Managing Your Contingency Plan
Hazardous waste generators must write a contingency plan, keep copies at the facility, and submit the plan to all State and local police, fire departments, hospitals, and other emergency response service providers. Facility managers must review and amend the plan whenever:
- Applicable regulations change;
- The plan fails in an emergency;
- The design/construction/operation/maintenance/etc. of the facility changes in a manner that materially increases the potential of an incident;
- The list of emergency coordinators changes; or
- The list of emergency equipment changes.
[40 CFR 265.53, 265.54]
Preparedness and Prevention
Owners/operators of hazardous waste facilities must also maintain and operate their facilities in a manner that minimizes the possibility that they'll need to implement their contingency plan. Facilities must also ensure that, in the event of an emergency, they have the resources needed to implement the plan. [40 CFR 265.31]
Unless none of the hazards posed by the RCRA waste handled at the facility would require them, all facilities must comply with the following preparedness requirements:
- An internal communications or alarm system;
- A communication device capable of summoning emergency assistance from outside emergency responders;
- Portable fire extinguishers and fire control equipment;
- Spill control equipment;
- Decontamination equipment; and
- An adequate volume and pressure of water (institutional fire control).
[40 CFR 265.32]
Other Contingency Plan Requirements
Whenever hazardous waste is being handled, all personnel involved in the operation must have immediate access to internal alarm and/or emergency communication devices. If even a single employee is on the premise while operations go on, he or she must have immediate access to a communication device capable of summoning external emergency assistance. [40 CFR 265.34]
All emergency response and cleanup equipment must be regularly tested and maintained to ensure it will function in an emergency. [40 CFR 265.33]
The facility must maintain adequate aisle space between obstructions (i.e., equipment, processes, and storage). The aisle space must be adequate to allow unobstructed movement of personnel and equipment to anywhere they may be needed. [40 CFR 265.35]
Arrangements With Local Authorities
Lastly, in some cases, responding effectively to an incident or emergency at your facility may require outside help. To ensure emergency responders like police, fire departments, hospitals, and others can respond effectively, facility operators must make arrangements, including:
- Familiarizing off-site emergency responders with the layout of the facility, including:
- Entrances and evacuation routes,
- Areas where personnel would normally be working,
- Places where hazardous waste is handled, and
- The hazards of the waste, and the types of injuries/illnesses likely to result from exposure or catastrophic releases;
- If multiple emergency response agencies are likely to respond to an emergency, one of them must be designated as the primary authority, in the contingency plan, before any actual emergency; and

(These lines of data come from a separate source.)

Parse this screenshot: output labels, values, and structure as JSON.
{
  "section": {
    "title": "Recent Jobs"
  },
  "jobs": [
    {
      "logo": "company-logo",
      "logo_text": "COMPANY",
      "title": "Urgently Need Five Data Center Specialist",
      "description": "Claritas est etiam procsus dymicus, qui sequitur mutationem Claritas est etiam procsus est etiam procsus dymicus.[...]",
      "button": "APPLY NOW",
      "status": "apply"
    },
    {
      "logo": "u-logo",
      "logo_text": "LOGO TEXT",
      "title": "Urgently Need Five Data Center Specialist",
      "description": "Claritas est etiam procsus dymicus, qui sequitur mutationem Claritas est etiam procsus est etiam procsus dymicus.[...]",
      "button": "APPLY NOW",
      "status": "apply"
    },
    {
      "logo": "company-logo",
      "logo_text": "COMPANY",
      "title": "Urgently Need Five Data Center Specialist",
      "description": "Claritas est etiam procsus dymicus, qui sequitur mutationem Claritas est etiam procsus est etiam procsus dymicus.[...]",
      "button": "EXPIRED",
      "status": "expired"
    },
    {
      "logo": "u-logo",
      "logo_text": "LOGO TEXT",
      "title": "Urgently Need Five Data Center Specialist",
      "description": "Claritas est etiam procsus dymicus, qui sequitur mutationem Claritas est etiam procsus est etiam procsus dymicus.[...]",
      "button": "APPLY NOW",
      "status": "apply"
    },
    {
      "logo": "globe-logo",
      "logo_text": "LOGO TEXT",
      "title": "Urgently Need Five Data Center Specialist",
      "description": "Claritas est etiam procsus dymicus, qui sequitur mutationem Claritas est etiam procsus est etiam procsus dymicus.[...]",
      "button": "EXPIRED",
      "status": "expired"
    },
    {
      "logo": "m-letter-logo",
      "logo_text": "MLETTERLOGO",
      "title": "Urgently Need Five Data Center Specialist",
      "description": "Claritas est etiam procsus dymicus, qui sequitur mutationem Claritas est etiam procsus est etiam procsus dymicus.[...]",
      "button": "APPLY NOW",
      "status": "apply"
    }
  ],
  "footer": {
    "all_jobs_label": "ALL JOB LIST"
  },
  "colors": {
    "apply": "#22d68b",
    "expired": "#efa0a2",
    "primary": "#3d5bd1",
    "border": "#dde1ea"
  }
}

- Agreements with equipment suppliers, emergency response and cleanup contractors, and State emergency response teams.
If State/local authorities decline to enter into any emergency planning/preparedness arrangements with facility operators, the refusal must be documented in the operating record. [40 CFR 265.37]
An incomplete or inadequate security plan is a common violation of the RCRA standards. By keeping a complete contingency plan and following the standards above, facilities can be prepared for emergency events and operate in a way that minimizes the risk these incidents pose.
Collaborative RCRA Workshops for Industry Personnel
Collaborate with your industry peers and get up to speed with the latest RCRA generator rules at the Hazardous/Toxic Waste Management Workshop
. Meet EPA's annual training requirement in cities nationwide. In July, join us in Williamsburg, Charlotte, Orlando, Atlanta, Birmingham, Nashville, and Memphis! Can't travel for training this year? Initial
RCRA training courses are available online at Lion.com